  • Raise the corporate minimum tax: The budget would also increase the corporate minimum tax included in the Inflation Reduction Act from 15% to 21%.
  • “Billionaire” tax: The budget would seek to override loopholes and other tax provisions that allow the extremely wealthy to pay a lower effective tax rate than many working-class taxpayers by establishing a 25% minimum tax rate on people with wealth of more than $100 million.

Safety net

The budget includes a few provisions meant to strengthen the social safety net and provide protections for families.

  • Expanded family and medical leave: The budget would establish a 12-week minimum for eligible workers to take paid time off after the birth of a child, to care for a family member, recover from their own medical issue, adapt to a family member’s military deployment or “find safety from domestic violence, sexual assault or stalking.”
  • Sick leave: The budget also proposes requiring seven days of paid sick leave for all employees.
  • WIC: The proposal would “fully fund” the U.S. Agriculture Department’s Special Supplemental Nutrition Program for Women, Infants and Children, with $7.7 billion going toward the program.
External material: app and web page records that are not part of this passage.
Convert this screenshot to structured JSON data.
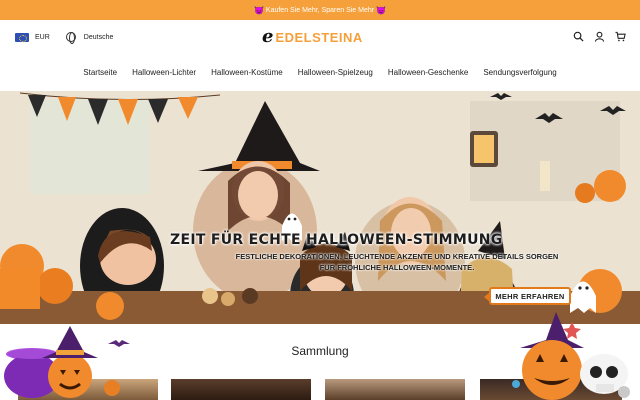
{
  "announcement": {
    "text": "Kaufen Sie Mehr, Sparen Sie Mehr",
    "emoji": "😈"
  },
  "header": {
    "currency": "EUR",
    "language": "Deutsche",
    "logo_text": "EDELSTEINA",
    "logo_mark": "e",
    "icons": [
      "search-icon",
      "user-icon",
      "cart-icon"
    ]
  },
  "nav": {
    "items": [
      "Startseite",
      "Halloween-Lichter",
      "Halloween-Kostüme",
      "Halloween-Spielzeug",
      "Halloween-Geschenke",
      "Sendungsverfolgung"
    ]
  },
  "hero": {
    "title": "ZEIT FÜR ECHTE HALLOWEEN-STIMMUNG",
    "subtitle": "FESTLICHE DEKORATIONEN, LEUCHTENDE AKZENTE UND KREATIVE DETAILS SORGEN FÜR FRÖHLICHE HALLOWEEN-MOMENTE.",
    "button": "MEHR ERFAHREN"
  },
  "collection": {
    "title": "Sammlung"
  },
  "colors": {
    "accent": "#f5a03b",
    "button_border": "#e07a1a",
    "text": "#222222"
  }
}
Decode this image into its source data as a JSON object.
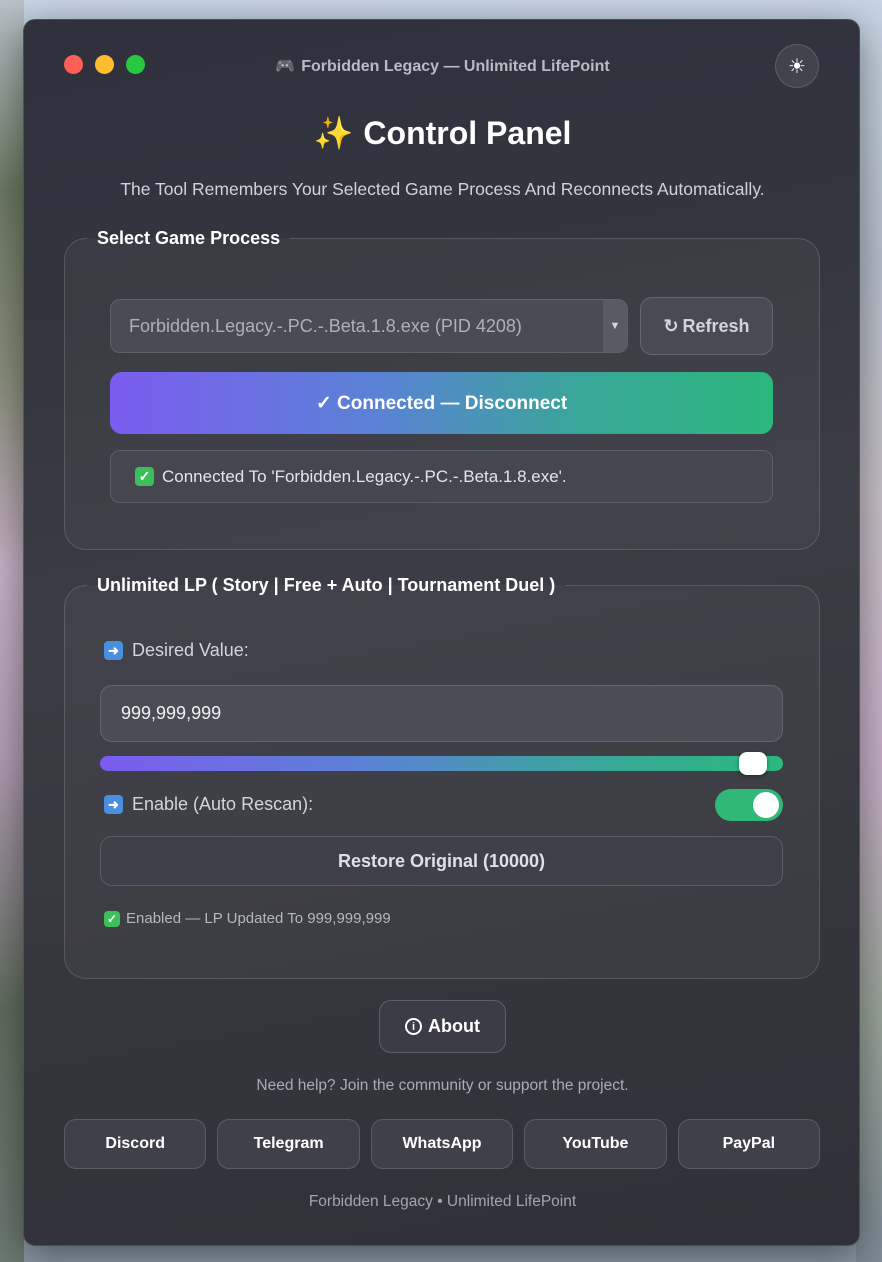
{
  "window": {
    "title": "Forbidden Legacy — Unlimited LifePoint",
    "title_icon": "gamepad-icon",
    "theme_icon": "sun-icon"
  },
  "header": {
    "title": "Control Panel",
    "title_icon": "✨",
    "subtitle": "The Tool Remembers Your Selected Game Process And Reconnects Automatically."
  },
  "process_group": {
    "legend": "Select Game Process",
    "selected_process": "Forbidden.Legacy.-.PC.-.Beta.1.8.exe  (PID 4208)",
    "refresh_label": "Refresh",
    "refresh_icon": "↻",
    "connect_label": "✓ Connected — Disconnect",
    "status_text": "Connected To 'Forbidden.Legacy.-.PC.-.Beta.1.8.exe'."
  },
  "lp_group": {
    "legend": "Unlimited LP ( Story | Free + Auto | Tournament Duel )",
    "desired_label": "Desired Value:",
    "desired_value": "999,999,999",
    "slider_level": 0.98,
    "enable_label": "Enable (Auto Rescan):",
    "enabled": true,
    "restore_label": "Restore Original (10000)",
    "status_text": "Enabled — LP Updated To 999,999,999"
  },
  "about_label": "About",
  "help_text": "Need help? Join the community or support the project.",
  "social": [
    {
      "label": "Discord"
    },
    {
      "label": "Telegram"
    },
    {
      "label": "WhatsApp"
    },
    {
      "label": "YouTube"
    },
    {
      "label": "PayPal"
    }
  ],
  "footer": "Forbidden Legacy • Unlimited LifePoint",
  "colors": {
    "accent_purple": "#7b5cf0",
    "accent_green": "#2bb87c",
    "close": "#ff5f57",
    "minimize": "#febc2e",
    "maximize": "#28c840"
  }
}
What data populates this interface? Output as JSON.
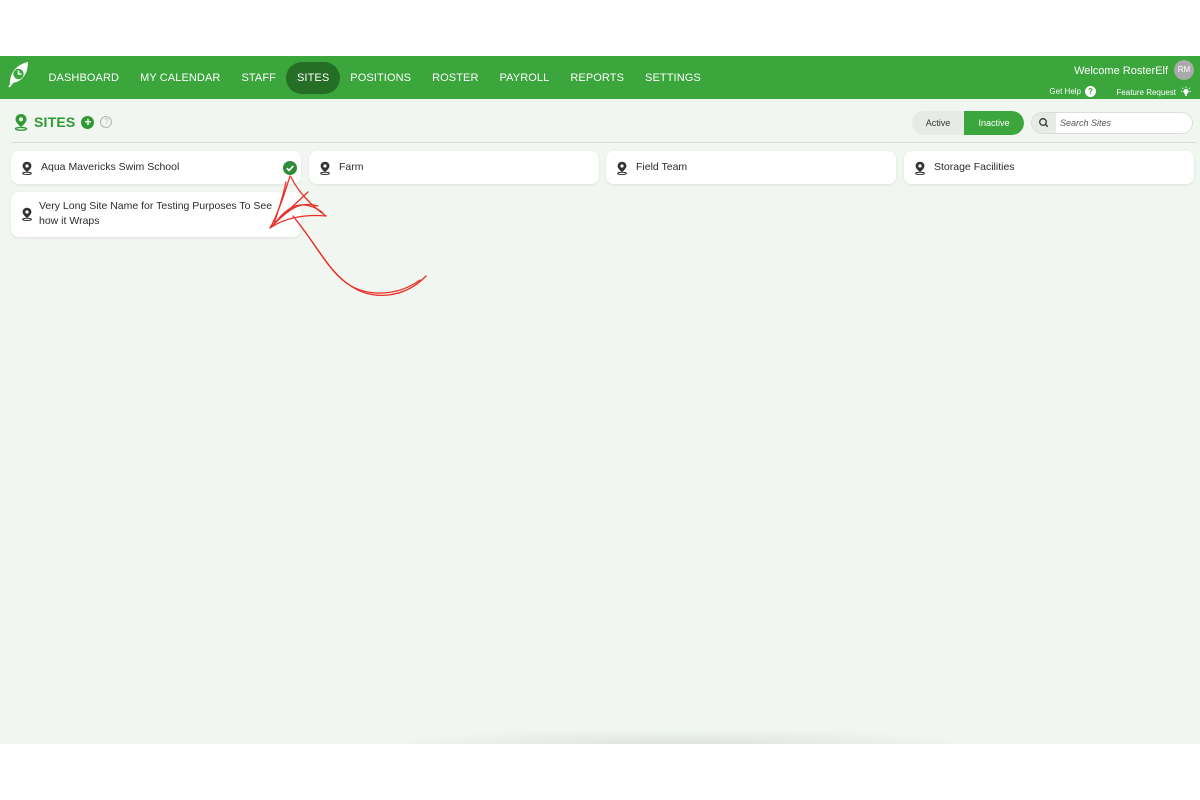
{
  "app": {
    "brand_color": "#3aa63c",
    "active_color": "#256e25"
  },
  "nav": {
    "items": [
      {
        "label": "DASHBOARD"
      },
      {
        "label": "MY CALENDAR"
      },
      {
        "label": "STAFF"
      },
      {
        "label": "SITES",
        "active": true
      },
      {
        "label": "POSITIONS"
      },
      {
        "label": "ROSTER"
      },
      {
        "label": "PAYROLL"
      },
      {
        "label": "REPORTS"
      },
      {
        "label": "SETTINGS"
      }
    ]
  },
  "user": {
    "welcome": "Welcome RosterElf",
    "initials": "RM"
  },
  "help": {
    "get_help": "Get Help",
    "feature_request": "Feature Request"
  },
  "page": {
    "title": "SITES"
  },
  "filter": {
    "active_label": "Active",
    "inactive_label": "Inactive",
    "selected": "Inactive"
  },
  "search": {
    "placeholder": "Search Sites",
    "value": ""
  },
  "sites": [
    {
      "name": "Aqua Mavericks Swim School",
      "selected": true
    },
    {
      "name": "Farm"
    },
    {
      "name": "Field Team"
    },
    {
      "name": "Storage Facilities"
    },
    {
      "name": "Very Long Site Name for Testing Purposes To See how it Wraps"
    }
  ],
  "icons": {
    "logo": "leaf-clock-icon",
    "site": "map-pin-icon",
    "check": "check-circle-icon",
    "search": "search-icon",
    "help": "question-icon",
    "feature": "lightbulb-icon",
    "add": "plus-circle-icon",
    "info": "info-icon"
  }
}
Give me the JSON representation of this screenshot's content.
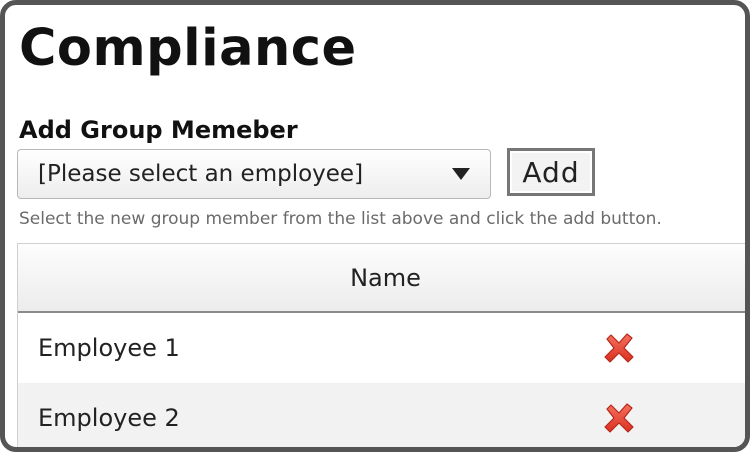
{
  "page": {
    "title": "Compliance"
  },
  "add_member": {
    "label": "Add Group Memeber",
    "select_value": "[Please select an employee]",
    "add_button_label": "Add",
    "hint": "Select the new group member from the list above and click the add button."
  },
  "members_table": {
    "header_name": "Name",
    "rows": [
      {
        "name": "Employee 1",
        "action_icon": "remove-x-icon"
      },
      {
        "name": "Employee 2",
        "action_icon": "remove-x-icon"
      }
    ]
  },
  "colors": {
    "frame_border": "#555555",
    "remove_icon": "#e8453c",
    "alt_row": "#f2f2f2"
  }
}
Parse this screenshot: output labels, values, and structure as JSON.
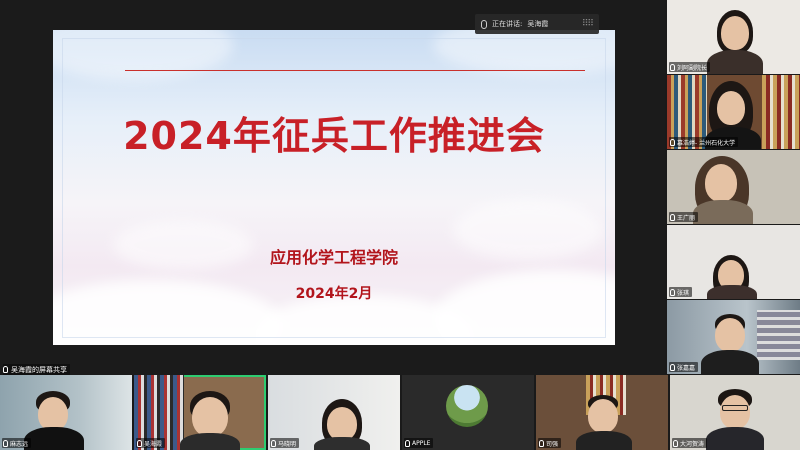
{
  "speaking": {
    "label": "正在讲话:",
    "name": "吴海霞"
  },
  "slide": {
    "title": "2024年征兵工作推进会",
    "subtitle": "应用化学工程学院",
    "date": "2024年2月"
  },
  "share_label": "吴海霞的屏幕共享",
  "right_participants": [
    {
      "name": "刘阿副院长"
    },
    {
      "name": "慕浩婷- 兰州石化大学"
    },
    {
      "name": "王广丽"
    },
    {
      "name": "张琪"
    },
    {
      "name": "张嘉嘉"
    }
  ],
  "bottom_participants": [
    {
      "name": "麻志远"
    },
    {
      "name": "吴海霞"
    },
    {
      "name": "马晓明"
    },
    {
      "name": "APPLE"
    },
    {
      "name": "司强"
    },
    {
      "name": "大河贺涛"
    }
  ],
  "colors": {
    "title_red": "#c82027",
    "active_speaker": "#2ecc71"
  }
}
Secretary Tom Vilsack and others have warned for months that eligible families are at risk of losing access to WIC if funding is not increased. The proposed funding level would allow the program to grow from 6.2 million individuals in 2021 to 7 million.
  • Homelessness: The budget includes $4.1 billion for Homeless Assistance Grants to support about 1.2 million people experiencing homelessness.


Monday’s budget request includes new and continued funding to maintain a focus on climate initiatives.

  • Expand climate corps: The budget calls for expanding the American Climate Corps program that launched last year with 20,000 workers. Under the proposal, funding for the program would be made mandatory and the corps would expand to 50,000 workers by 2031.
  • Clean energy: The proposal calls for $1.6 billion for Department of Energy programs supporting renewable energy projects across the country. The funding would go toward retrofitting homes, manufacturing renewable energy components and supporting a more secure and reliable electric grid.
  • Climate resilience: The budget includes $23 billion for climate adaptation and resilience meant to address the increasingly severe droughts, floods, wildfires and other disasters associated with climate change.

Repeat supplemental request

After Republicans in the U.S. House rebuffed the administration’s October request for supplemental funding for Ukraine, Israel, Indo-Pacific regional partners and the U.S.-Mexico border, Biden included items from that request in Monday’s full-year budget request.

“The Budget includes, and therefore reiterates the need for, the unmet needs from the October supplemental request,” the fact sheet reads.

The renewed request includes:

  • $92 billion in foreign aid for Ukraine, Israel and Indo-Pacific partners such as Taiwan.

The funding for Israel, which is at war with Hamas in the Gaza Strip after a terrorist attack in October, also includes humanitarian aid for Palestinian civilians. The administration has come under increasing pressure from progressive Democrats to withhold military funding for Israel as civilian casualties mount in Gaza and basic supplies continue to be scarce.

The budget also repeats a request for $13.6 billion for border and migration programs to provide 1,600 new asylum officers, 1,300 new Border Patrol agents and 1,000 additional Customs and Border Protection officers.

Pennsylvania Capital-Star is part of States Newsroom, a network of news bureaus supported by grants and a coalition of donors as a 501c(3) public charity. Pennsylvania Capital-Star maintains editorial independence. Contact Editor Kim Lyons for questions: Follow Pennsylvania Capital-Star on Facebook and Twitter.

This article is republished from Pennsylvania Capital-Star under a Creative Commons license. Read the original article.